**RECORDS PROVIDED**
◇ ◇ ◇
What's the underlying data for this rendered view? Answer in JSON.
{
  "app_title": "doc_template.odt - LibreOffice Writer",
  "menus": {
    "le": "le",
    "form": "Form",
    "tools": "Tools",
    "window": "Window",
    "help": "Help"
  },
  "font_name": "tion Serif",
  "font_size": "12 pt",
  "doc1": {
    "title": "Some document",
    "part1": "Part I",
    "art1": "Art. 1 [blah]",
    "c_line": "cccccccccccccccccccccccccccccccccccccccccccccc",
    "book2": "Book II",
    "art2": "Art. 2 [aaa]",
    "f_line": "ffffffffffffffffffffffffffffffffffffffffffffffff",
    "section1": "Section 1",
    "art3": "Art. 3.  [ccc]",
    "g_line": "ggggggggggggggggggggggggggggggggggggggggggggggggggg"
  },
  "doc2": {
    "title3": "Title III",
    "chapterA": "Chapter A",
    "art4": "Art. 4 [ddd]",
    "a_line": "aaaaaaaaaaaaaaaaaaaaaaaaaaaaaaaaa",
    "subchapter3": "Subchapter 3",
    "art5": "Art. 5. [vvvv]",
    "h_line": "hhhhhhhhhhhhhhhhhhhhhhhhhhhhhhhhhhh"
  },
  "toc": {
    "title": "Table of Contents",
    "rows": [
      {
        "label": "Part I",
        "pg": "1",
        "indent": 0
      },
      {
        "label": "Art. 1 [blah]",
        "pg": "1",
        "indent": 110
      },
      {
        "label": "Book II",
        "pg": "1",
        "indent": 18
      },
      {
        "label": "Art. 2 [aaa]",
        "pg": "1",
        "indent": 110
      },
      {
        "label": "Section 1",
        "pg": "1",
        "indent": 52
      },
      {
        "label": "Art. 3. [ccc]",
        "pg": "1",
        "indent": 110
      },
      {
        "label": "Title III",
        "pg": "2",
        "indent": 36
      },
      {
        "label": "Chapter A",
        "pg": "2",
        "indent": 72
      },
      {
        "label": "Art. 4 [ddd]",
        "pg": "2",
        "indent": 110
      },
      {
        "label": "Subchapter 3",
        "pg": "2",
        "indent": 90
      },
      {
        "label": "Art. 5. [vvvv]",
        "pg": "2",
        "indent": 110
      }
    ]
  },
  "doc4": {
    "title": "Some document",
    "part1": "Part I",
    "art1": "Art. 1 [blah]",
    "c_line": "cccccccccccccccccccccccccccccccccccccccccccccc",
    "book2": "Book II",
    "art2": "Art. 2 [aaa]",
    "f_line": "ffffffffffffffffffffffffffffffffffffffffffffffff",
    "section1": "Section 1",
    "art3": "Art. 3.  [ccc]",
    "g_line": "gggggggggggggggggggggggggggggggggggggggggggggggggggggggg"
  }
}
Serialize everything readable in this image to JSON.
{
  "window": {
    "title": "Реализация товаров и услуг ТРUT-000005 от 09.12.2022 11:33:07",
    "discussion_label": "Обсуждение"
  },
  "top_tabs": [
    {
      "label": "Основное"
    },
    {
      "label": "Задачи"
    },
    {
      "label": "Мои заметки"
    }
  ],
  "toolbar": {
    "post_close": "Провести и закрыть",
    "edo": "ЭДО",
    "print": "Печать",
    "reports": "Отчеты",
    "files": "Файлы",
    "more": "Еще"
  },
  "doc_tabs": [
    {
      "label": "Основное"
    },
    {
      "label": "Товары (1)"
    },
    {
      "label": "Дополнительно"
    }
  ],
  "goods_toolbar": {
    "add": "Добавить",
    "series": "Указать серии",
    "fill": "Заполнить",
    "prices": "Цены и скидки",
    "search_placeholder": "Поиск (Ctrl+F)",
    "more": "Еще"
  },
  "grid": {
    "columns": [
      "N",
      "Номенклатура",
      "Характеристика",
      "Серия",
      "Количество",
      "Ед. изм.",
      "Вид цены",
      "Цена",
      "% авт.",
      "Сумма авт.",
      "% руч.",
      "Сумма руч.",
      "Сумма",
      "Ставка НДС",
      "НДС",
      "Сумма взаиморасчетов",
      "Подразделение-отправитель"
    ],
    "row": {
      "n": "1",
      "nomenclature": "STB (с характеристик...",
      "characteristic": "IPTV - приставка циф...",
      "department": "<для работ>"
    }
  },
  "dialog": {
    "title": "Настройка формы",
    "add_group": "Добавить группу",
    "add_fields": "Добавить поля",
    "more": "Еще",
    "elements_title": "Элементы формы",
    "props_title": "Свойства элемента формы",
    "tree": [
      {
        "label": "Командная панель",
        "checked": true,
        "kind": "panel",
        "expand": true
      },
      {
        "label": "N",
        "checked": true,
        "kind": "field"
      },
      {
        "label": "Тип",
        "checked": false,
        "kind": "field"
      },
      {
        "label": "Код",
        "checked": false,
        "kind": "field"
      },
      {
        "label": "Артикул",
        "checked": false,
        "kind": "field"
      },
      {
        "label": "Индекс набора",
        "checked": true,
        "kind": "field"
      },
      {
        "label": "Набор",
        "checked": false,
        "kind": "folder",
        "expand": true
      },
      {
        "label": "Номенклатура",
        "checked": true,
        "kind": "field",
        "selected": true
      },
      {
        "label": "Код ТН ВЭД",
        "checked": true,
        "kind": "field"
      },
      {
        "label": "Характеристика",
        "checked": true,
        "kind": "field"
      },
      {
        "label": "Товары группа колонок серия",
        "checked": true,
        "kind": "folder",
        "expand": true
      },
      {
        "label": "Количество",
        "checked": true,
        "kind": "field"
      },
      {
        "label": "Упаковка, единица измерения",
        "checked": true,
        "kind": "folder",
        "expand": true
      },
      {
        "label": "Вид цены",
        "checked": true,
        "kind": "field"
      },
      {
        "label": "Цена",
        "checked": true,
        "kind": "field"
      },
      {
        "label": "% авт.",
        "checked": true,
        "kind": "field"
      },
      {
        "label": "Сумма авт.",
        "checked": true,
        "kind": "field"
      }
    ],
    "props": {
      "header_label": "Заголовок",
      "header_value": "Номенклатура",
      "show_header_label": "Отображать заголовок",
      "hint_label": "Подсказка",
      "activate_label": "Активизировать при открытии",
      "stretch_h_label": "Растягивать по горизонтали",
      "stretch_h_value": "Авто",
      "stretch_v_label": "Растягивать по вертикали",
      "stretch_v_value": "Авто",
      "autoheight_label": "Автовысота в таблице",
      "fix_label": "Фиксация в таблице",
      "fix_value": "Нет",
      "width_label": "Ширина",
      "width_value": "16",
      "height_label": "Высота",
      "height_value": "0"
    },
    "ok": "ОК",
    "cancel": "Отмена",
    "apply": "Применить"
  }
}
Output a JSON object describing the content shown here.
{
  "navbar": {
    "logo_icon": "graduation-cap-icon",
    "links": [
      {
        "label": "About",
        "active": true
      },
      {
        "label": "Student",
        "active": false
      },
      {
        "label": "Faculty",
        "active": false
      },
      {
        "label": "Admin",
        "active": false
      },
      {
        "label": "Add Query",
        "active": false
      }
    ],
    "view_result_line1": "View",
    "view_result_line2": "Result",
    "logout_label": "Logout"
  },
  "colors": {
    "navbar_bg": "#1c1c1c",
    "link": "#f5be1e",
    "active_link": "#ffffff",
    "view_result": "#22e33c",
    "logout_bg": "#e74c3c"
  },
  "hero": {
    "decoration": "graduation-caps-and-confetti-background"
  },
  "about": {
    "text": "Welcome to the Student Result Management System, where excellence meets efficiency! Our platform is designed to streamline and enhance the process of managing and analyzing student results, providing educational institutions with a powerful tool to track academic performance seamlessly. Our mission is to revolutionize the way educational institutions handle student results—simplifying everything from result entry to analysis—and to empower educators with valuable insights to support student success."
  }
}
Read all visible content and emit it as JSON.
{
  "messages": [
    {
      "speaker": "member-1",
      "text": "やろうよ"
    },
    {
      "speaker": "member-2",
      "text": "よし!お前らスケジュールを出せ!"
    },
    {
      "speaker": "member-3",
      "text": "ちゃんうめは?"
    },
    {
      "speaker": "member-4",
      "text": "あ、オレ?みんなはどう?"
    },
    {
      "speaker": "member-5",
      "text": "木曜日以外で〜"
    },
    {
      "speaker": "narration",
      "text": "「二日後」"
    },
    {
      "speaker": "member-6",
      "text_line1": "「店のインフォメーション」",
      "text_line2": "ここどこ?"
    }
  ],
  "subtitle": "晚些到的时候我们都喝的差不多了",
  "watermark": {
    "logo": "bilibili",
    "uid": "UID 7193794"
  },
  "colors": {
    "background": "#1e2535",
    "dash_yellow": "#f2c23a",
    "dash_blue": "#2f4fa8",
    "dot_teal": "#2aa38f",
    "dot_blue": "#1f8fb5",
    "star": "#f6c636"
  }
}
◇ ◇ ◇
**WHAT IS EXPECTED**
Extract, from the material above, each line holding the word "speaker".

**WORKED SOLUTION**
      "speaker": "member-1",
      "speaker": "member-2",
      "speaker": "member-3",
      "speaker": "member-4",
      "speaker": "member-5",
      "speaker": "narration",
      "speaker": "member-6",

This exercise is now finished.